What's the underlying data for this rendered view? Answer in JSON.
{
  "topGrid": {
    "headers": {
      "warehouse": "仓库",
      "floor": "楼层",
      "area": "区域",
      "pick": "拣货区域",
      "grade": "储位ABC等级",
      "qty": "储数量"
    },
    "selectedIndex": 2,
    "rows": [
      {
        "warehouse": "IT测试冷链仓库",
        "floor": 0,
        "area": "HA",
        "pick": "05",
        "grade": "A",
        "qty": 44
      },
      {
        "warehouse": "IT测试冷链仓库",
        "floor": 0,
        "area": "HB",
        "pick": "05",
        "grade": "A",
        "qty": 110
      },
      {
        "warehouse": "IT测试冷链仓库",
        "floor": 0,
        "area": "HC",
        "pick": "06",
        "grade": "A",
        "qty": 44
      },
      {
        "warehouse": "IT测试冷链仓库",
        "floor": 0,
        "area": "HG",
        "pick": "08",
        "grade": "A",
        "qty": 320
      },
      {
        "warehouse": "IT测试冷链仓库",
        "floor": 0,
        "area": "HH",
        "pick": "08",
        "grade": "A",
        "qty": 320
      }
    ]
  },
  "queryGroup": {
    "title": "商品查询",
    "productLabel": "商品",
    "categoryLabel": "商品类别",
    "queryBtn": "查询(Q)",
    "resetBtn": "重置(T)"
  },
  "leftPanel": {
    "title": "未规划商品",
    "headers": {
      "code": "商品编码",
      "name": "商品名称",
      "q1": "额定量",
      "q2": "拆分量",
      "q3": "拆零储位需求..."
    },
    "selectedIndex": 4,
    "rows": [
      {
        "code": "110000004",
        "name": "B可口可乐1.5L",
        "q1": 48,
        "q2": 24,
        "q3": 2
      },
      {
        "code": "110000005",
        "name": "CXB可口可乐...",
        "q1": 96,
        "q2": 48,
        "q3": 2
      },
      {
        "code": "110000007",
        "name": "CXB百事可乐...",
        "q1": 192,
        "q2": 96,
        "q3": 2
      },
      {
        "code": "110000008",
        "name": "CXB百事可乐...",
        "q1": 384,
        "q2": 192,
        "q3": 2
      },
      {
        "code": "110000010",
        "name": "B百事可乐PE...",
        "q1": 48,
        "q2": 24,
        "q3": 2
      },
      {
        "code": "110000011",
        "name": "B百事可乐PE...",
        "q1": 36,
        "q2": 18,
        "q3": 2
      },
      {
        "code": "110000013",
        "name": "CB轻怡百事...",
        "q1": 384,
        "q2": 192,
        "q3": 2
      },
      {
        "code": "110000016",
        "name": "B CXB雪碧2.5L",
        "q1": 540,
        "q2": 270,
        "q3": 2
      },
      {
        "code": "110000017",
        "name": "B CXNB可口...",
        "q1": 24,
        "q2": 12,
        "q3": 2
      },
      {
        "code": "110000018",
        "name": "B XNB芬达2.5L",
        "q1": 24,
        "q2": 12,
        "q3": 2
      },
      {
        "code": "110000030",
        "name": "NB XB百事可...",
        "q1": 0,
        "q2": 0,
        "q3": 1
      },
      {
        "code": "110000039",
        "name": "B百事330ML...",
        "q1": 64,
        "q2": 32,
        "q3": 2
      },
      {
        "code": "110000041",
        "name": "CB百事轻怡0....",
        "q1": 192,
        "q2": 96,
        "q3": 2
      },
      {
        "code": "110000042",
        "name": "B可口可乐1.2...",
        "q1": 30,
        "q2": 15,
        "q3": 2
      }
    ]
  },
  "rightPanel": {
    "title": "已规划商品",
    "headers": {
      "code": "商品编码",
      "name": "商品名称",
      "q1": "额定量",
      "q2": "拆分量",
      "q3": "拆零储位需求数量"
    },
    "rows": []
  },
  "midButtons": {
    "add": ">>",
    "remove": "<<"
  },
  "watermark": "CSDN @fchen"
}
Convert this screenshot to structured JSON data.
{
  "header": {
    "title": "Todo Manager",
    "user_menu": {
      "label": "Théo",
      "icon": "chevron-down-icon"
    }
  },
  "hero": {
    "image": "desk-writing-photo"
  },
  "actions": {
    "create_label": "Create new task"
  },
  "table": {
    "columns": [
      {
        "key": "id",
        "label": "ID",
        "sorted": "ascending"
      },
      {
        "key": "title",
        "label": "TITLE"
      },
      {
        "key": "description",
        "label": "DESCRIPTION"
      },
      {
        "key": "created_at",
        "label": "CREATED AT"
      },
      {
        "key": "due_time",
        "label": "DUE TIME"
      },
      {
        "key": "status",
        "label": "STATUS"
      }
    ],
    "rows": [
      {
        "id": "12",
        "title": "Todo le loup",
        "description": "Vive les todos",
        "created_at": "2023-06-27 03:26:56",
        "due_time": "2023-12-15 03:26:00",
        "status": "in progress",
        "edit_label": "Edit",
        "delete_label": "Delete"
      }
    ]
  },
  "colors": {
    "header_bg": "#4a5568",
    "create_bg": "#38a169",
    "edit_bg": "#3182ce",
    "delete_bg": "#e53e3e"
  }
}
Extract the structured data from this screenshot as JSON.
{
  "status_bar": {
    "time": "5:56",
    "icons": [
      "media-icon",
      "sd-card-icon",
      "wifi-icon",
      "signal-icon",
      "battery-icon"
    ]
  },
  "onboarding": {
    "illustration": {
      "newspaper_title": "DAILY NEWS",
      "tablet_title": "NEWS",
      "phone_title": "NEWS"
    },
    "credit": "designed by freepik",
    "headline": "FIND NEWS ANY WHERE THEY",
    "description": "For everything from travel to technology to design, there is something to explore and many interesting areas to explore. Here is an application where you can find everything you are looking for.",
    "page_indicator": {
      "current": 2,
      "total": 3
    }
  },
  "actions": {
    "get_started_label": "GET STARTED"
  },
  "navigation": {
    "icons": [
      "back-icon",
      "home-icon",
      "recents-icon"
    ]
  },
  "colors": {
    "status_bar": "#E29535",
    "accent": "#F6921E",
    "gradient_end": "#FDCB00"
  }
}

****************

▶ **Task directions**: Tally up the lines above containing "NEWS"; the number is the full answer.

▶ **Solved exercise**: 4